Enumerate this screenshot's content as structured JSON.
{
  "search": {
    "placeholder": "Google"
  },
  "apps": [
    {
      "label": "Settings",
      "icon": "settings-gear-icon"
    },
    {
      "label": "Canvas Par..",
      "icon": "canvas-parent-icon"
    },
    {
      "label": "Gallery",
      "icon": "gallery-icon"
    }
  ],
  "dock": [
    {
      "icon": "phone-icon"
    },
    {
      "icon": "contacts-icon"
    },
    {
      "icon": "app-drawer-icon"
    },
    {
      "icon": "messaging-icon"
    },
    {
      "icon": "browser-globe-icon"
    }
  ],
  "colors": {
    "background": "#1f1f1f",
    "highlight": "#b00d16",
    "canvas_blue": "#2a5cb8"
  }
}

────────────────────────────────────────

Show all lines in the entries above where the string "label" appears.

      "label": "Settings",
      "label": "Canvas Par..",
      "label": "Gallery",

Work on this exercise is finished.